Is the production of written words affected by their phonological properties? Most researchers agree that orthographic codes can be accessed directly from meaning, but the contribution of phonological codes to written word production remains controversial, mainly because studies have focused on languages with alphabetic scripts, and it is difficult to dissociate sound from spelling in such languages. We report results from a picture-word interference task in which Chinese participants wrote the names of pictures while attempting to ignore written distractor words. On some trials, the distractors were phonologically and orthographically related to the picture names; on other trials, the distractors were only phonologically related to the picture names; and on still other trials, the distractors and picture names were unrelated. Priming effects were found for both types of related distractors relative to unrelated distractors. This result constitutes clear evidence that phonological properties constrain orthographic output. Additionally, the results speak to the nature of Chinese orthography, suggesting subsemantic correspondences between sound and spelling.
|Translated title of the contribution||Phonology contributes to writing: Evidence from written word production in a nonalphabetic script|
|Pages (from-to)||1107 - 1112|

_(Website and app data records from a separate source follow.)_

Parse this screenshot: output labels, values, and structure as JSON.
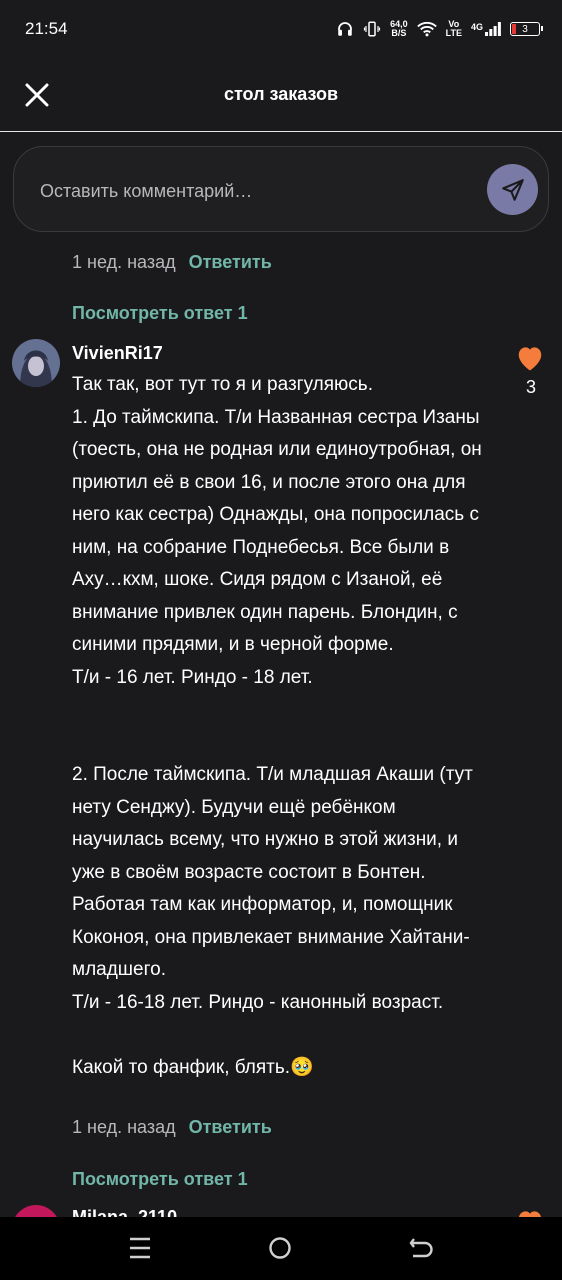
{
  "status_bar": {
    "time": "21:54",
    "net_speed": "64,0",
    "net_unit": "B/S",
    "volte_top": "Vo",
    "volte_bottom": "LTE",
    "signal_label": "4G",
    "battery": "3"
  },
  "header": {
    "title": "стол заказов"
  },
  "comment_input": {
    "placeholder": "Оставить комментарий…"
  },
  "prev_comment": {
    "time": "1 нед. назад",
    "reply_label": "Ответить",
    "view_replies": "Посмотреть ответ 1"
  },
  "comment": {
    "username": "VivienRi17",
    "likes": "3",
    "text": "Так так, вот тут то я и разгуляюсь.\n1. До таймскипа. Т/и Названная сестра Изаны (тоесть, она не родная или единоутробная, он приютил её в свои 16, и после этого она для него как сестра) Однажды, она попросилась с ним, на собрание Поднебесья. Все были в Аху…кхм, шоке. Сидя рядом с Изаной, её внимание привлек один парень. Блондин, с синими прядями, и в черной форме.\nТ/и - 16 лет. Риндо - 18 лет.\n\n\n2. После таймскипа. Т/и младшая Акаши (тут нету Сенджу). Будучи ещё ребёнком научилась всему, что нужно в этой жизни, и уже в своём возрасте состоит в Бонтен. Работая там как информатор, и, помощник Коконоя, она привлекает внимание Хайтани-младшего.\nТ/и - 16-18 лет. Риндо - канонный возраст.\n\nКакой то фанфик, блять.🥹",
    "time": "1 нед. назад",
    "reply_label": "Ответить",
    "view_replies": "Посмотреть ответ 1"
  },
  "next_comment": {
    "username": "Milana_2110"
  },
  "colors": {
    "accent": "#71b6a8",
    "like": "#f47c3c",
    "send": "#7a7aa6",
    "background": "#1a1a1c"
  },
  "icons": [
    "close-icon",
    "send-icon",
    "heart-icon",
    "menu-icon",
    "home-icon",
    "back-icon"
  ]
}
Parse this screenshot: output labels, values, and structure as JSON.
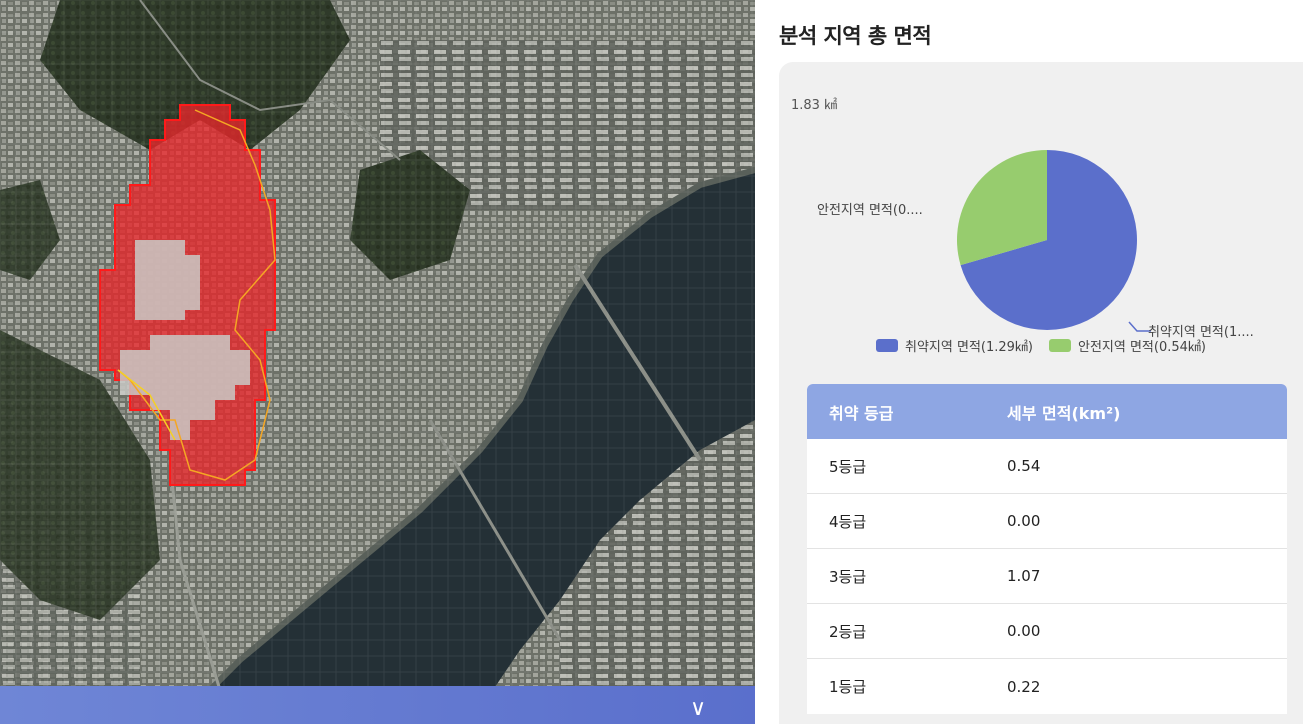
{
  "panel": {
    "title": "분석 지역 총 면적",
    "total_area": "1.83 ㎢"
  },
  "colors": {
    "vulnerable": "#5b6fcb",
    "safe": "#97cc6e",
    "table_header": "#8ea6e3",
    "overlay_red": "#e8262a",
    "footer_bar": "#6077d0"
  },
  "chart_data": {
    "type": "pie",
    "slices": [
      {
        "label": "취약지역 면적(1.29㎢)",
        "callout": "취약지역 면적(1....",
        "value": 1.29
      },
      {
        "label": "안전지역 면적(0.54㎢)",
        "callout": "안전지역 면적(0....",
        "value": 0.54
      }
    ],
    "legend_placement": "bottom"
  },
  "table": {
    "headers": [
      "취약 등급",
      "세부 면적(km²)"
    ],
    "rows": [
      [
        "5등급",
        "0.54"
      ],
      [
        "4등급",
        "0.00"
      ],
      [
        "3등급",
        "1.07"
      ],
      [
        "2등급",
        "0.00"
      ],
      [
        "1등급",
        "0.22"
      ]
    ]
  },
  "map": {
    "collapse_icon": "chevron-down-icon",
    "collapse_glyph": "∨"
  }
}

|Number of pages||6|
|Early online date||20 Jul 2011|
|Publication status||Published - Sep 2011|